Data records:
****************************************

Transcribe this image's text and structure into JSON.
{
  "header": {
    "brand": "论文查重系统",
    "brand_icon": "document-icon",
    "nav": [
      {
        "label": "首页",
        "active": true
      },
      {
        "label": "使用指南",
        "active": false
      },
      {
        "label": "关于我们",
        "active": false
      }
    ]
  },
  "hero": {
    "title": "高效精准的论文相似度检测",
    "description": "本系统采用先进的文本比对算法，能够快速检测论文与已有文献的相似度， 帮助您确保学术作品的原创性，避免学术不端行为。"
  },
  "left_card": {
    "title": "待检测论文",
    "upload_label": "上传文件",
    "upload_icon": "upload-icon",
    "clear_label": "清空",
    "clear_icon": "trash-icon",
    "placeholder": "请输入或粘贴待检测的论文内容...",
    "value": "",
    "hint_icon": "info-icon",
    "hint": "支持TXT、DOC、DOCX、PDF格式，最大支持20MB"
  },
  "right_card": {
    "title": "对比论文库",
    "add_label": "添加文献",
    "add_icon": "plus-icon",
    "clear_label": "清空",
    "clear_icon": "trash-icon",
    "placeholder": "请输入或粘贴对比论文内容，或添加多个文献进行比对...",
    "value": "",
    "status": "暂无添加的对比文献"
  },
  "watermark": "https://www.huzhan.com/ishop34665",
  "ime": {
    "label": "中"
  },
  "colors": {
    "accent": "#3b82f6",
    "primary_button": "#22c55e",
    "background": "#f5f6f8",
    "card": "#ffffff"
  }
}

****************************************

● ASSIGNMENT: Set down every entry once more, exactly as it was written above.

● ANSWER SPACE:
Transcribe this image's text and structure into JSON.
{
  "header": {
    "brand": "论文查重系统",
    "brand_icon": "document-icon",
    "nav": [
      {
        "label": "首页",
        "active": true
      },
      {
        "label": "使用指南",
        "active": false
      },
      {
        "label": "关于我们",
        "active": false
      }
    ]
  },
  "hero": {
    "title": "高效精准的论文相似度检测",
    "description": "本系统采用先进的文本比对算法，能够快速检测论文与已有文献的相似度， 帮助您确保学术作品的原创性，避免学术不端行为。"
  },
  "left_card": {
    "title": "待检测论文",
    "upload_label": "上传文件",
    "upload_icon": "upload-icon",
    "clear_label": "清空",
    "clear_icon": "trash-icon",
    "placeholder": "请输入或粘贴待检测的论文内容...",
    "value": "",
    "hint_icon": "info-icon",
    "hint": "支持TXT、DOC、DOCX、PDF格式，最大支持20MB"
  },
  "right_card": {
    "title": "对比论文库",
    "add_label": "添加文献",
    "add_icon": "plus-icon",
    "clear_label": "清空",
    "clear_icon": "trash-icon",
    "placeholder": "请输入或粘贴对比论文内容，或添加多个文献进行比对...",
    "value": "",
    "status": "暂无添加的对比文献"
  },
  "watermark": "https://www.huzhan.com/ishop34665",
  "ime": {
    "label": "中"
  },
  "colors": {
    "accent": "#3b82f6",
    "primary_button": "#22c55e",
    "background": "#f5f6f8",
    "card": "#ffffff"
  }
}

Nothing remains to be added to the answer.